(Interface dataset entries)
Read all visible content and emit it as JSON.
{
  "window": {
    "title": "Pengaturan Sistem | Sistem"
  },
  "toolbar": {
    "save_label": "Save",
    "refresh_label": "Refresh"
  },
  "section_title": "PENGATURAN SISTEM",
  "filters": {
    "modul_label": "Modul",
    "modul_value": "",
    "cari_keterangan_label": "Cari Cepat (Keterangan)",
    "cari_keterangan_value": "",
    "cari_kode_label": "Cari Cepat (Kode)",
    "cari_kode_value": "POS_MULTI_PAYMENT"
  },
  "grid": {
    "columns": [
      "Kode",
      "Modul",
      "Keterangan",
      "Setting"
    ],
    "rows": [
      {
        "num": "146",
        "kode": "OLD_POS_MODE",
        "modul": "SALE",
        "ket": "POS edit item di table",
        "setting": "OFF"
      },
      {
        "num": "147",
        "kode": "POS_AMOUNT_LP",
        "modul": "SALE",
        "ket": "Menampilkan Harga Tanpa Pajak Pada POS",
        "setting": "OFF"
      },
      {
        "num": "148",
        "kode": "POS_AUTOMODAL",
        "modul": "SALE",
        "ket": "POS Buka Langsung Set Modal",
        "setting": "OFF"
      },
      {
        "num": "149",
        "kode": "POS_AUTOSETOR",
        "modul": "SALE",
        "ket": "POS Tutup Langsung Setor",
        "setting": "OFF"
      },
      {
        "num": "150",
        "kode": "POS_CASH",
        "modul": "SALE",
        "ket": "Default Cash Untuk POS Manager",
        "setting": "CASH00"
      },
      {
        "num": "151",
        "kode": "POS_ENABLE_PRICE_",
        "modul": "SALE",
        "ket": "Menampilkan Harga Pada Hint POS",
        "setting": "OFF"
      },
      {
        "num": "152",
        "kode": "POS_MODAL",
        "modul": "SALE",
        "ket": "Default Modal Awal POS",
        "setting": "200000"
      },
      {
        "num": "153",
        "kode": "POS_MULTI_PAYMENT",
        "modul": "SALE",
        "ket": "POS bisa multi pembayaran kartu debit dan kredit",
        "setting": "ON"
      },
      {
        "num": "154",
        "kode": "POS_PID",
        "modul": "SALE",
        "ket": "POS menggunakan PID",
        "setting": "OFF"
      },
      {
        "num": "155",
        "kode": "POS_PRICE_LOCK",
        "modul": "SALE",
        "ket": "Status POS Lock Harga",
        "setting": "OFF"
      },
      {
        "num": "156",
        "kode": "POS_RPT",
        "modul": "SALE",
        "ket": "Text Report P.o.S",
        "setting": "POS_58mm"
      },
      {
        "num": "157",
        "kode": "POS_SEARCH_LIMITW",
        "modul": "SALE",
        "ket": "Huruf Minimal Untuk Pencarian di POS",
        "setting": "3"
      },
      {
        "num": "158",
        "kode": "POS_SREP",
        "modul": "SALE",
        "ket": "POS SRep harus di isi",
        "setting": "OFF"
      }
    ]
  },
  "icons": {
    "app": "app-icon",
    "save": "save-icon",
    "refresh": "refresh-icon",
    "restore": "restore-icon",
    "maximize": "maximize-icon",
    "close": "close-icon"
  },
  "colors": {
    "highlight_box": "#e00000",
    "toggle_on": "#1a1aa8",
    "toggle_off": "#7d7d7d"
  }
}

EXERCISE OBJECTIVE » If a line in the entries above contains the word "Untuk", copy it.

RESPONSE »
        "ket": "Default Cash Untuk POS Manager",
        "ket": "Huruf Minimal Untuk Pencarian di POS",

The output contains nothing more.